[PROVIDED RECORDS]

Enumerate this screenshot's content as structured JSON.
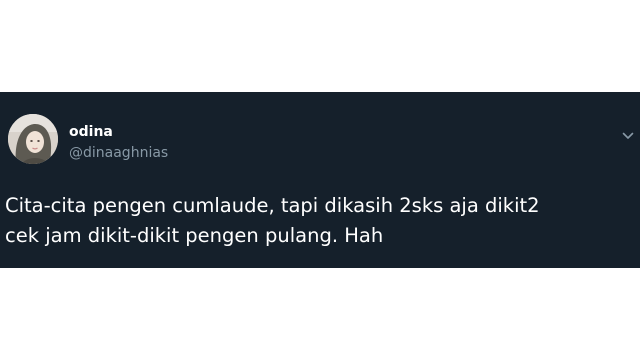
{
  "tweet": {
    "display_name": "odina",
    "handle": "@dinaaghnias",
    "text_lines": [
      "Cita-cita pengen cumlaude, tapi dikasih 2sks aja dikit2",
      "cek jam dikit-dikit pengen pulang. Hah"
    ],
    "icons": {
      "avatar": "profile-photo",
      "menu": "chevron-down-icon"
    }
  },
  "colors": {
    "card_background": "#15202b",
    "primary_text": "#ffffff",
    "secondary_text": "#8899a6",
    "page_background": "#ffffff"
  }
}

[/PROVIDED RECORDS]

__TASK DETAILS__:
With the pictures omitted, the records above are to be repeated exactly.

__ANSWER__:
Enumerate this screenshot's content as structured JSON.
{
  "tweet": {
    "display_name": "odina",
    "handle": "@dinaaghnias",
    "text_lines": [
      "Cita-cita pengen cumlaude, tapi dikasih 2sks aja dikit2",
      "cek jam dikit-dikit pengen pulang. Hah"
    ],
    "icons": {
      "avatar": "profile-photo",
      "menu": "chevron-down-icon"
    }
  },
  "colors": {
    "card_background": "#15202b",
    "primary_text": "#ffffff",
    "secondary_text": "#8899a6",
    "page_background": "#ffffff"
  }
}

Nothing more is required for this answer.